Irons buying guide

An essential household appliance, the typical iron does more than simply flatten creases. The type of iron you buy will probably depend on how often you use it. If you only iron occasionally, a cheap one should do the job. If, on the other hand, you have a growing family and lots of clothing, it could be well worth the money to invest in a more upmarket product, with some useful features. This guide gives you an idea of what to look out for when buying an iron, as well as looking at a few alternatives, such as steam generators, which could save you time.

Steam irons

The good, old-fashioned steam iron now comes with a host of features to help get the creases out. Basically, more steam means easier ironing, but there's a lot more to an iron than its power. The following features, suitable for different types of clothing, can be found in most steam irons:

  • Vertical: ideal for suits, dresses and other delicate fabrics. Especially useful as it removes creases and wrinkles from your curtains without you having to take them down first.
  • Variable: a control system which allows you to vary steam to the appropriate level for most fabrics.
  • Steam burst: a sudden burst of power that is ideal for getting rid of particularly stubborn creases.
  • Continuous output: this makes it easier to do your ironing, as more pressure is put on textile fibres.


A soleplate could perhaps be described as the face of the iron. It is, the area which actually glides across the clothing. Therefore, it's important to get the right kind of plate depending on what you plan to use your iron for. There are 5 different types:

  • Aluminium: conducts heat well, but is hard to clean and scratches easily.
  • Non-stick: glides better than aluminium, but also scratches easily.
  • Stainless steel: hard-wearing, and also glides well.
  • Ceramic: glides excellently over clothes, distributes heat well, is very hard-wearing and easy to clean.
  • Palladium: glides better than aluminium, but also scratches easily.

Other features to look out for

  • Continuous fill: allows you to top up the water tank without having to turn off the iron.
  • Automatic switch off: the ultimate safety feature, the iron will turn itself off if it isn't being used.
  • Pressurised steam: penetrates fabric deeply to remove creases quicker.
  • Pre-set ironing programmes: no need to guess which temperature you should be using; simply tell the iron which fabric you're ironing and it'll do the rest.
  • Anti-scale: stops limescale from building up, thereby preventing damage to your iron.

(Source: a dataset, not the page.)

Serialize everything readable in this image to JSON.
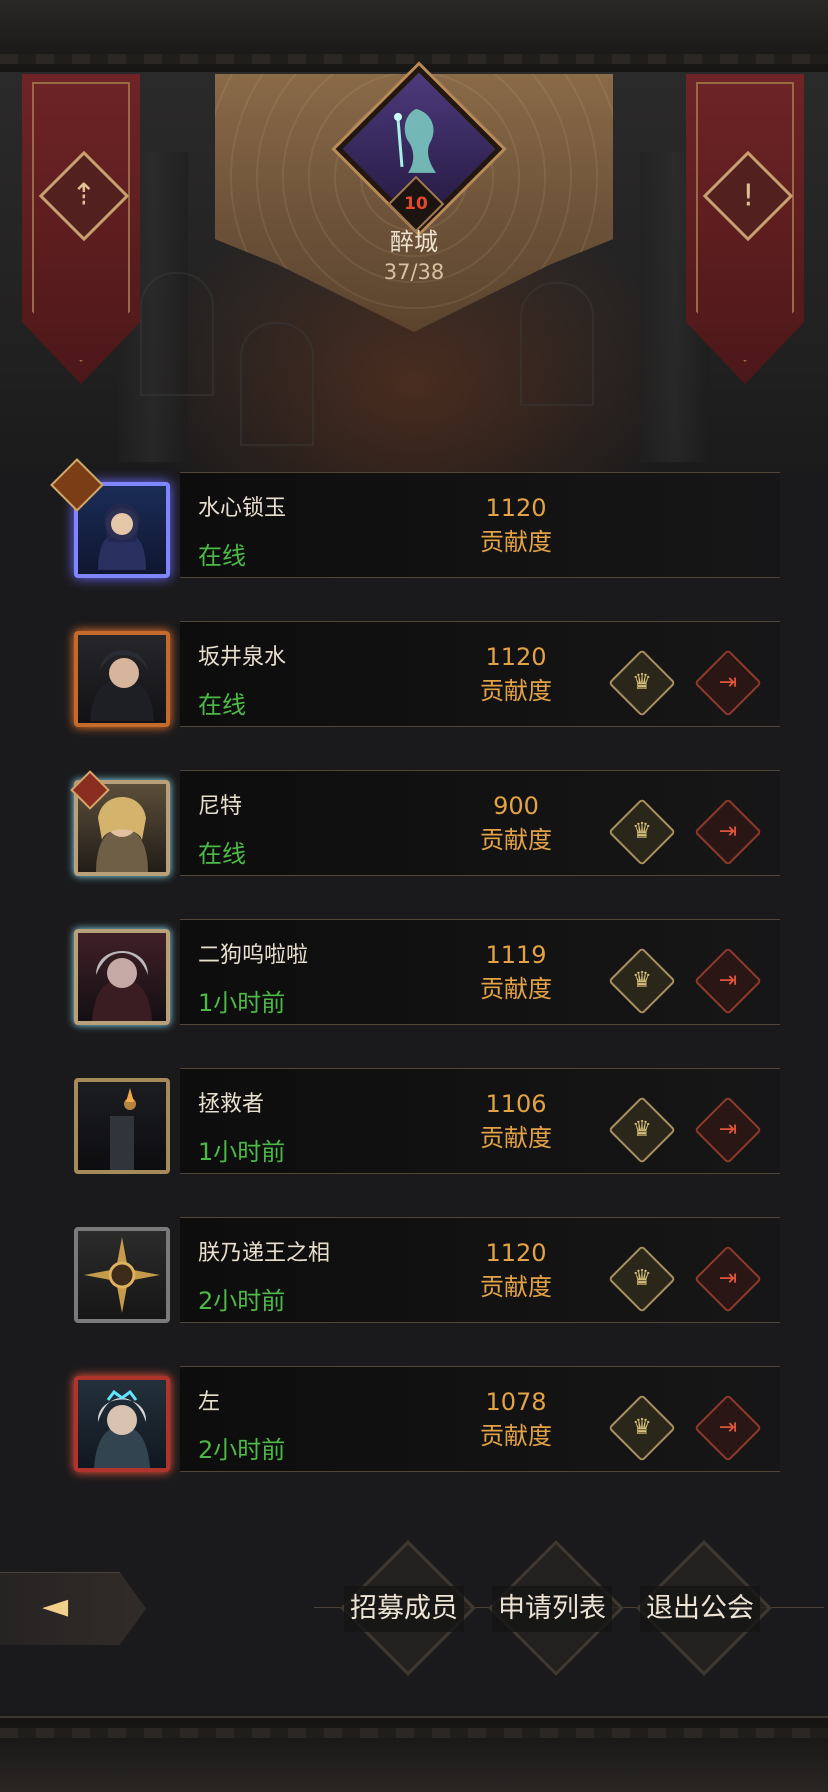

Travel irons

These are smaller versions of the conventional iron, ideal if you travel around a lot. They can often be folded away easily, and some models even come with a handy travel pouch. They are generally less powerful and generate less heat, so they may not be a suitable option if you have a lot of ironing to do.

Ironing alternatives

There are a number of alternatives to the conventional iron, which could save you time and energy.

Steam generators

The steam generator is the latest evolution of the household iron, and can do everything your old iron does far more efficiently and in a fraction of the time. Here are some of the advantages of having a steam generator:

  • Steam pressure: steam generators are constantly steaming your clothes as you iron, making the fabric softer and far easier to smooth than with a traditional iron. Steam pressure is measured in bar - the higher the bar, the faster your creases will be removed.
  • Anti-scale system: the build-up of scale can affect steam generators as well as irons, so anti-scale devices prevent it from accumulating, thereby increasing the life of your steam generator.
  • Presses: these basically comprise two metal plates which, when closed together by a handle, apply a high level of pressure to clothing. They have the advantage of reducing ironing time by up to 50%, but the drawback that they can take up a lot of space when in use.
  • Trouser presses: ideal for getting the creases out of trousers, especially those annoying wrinkles behind the knees. Keep in mind that some man-made fibres may require extra pressure.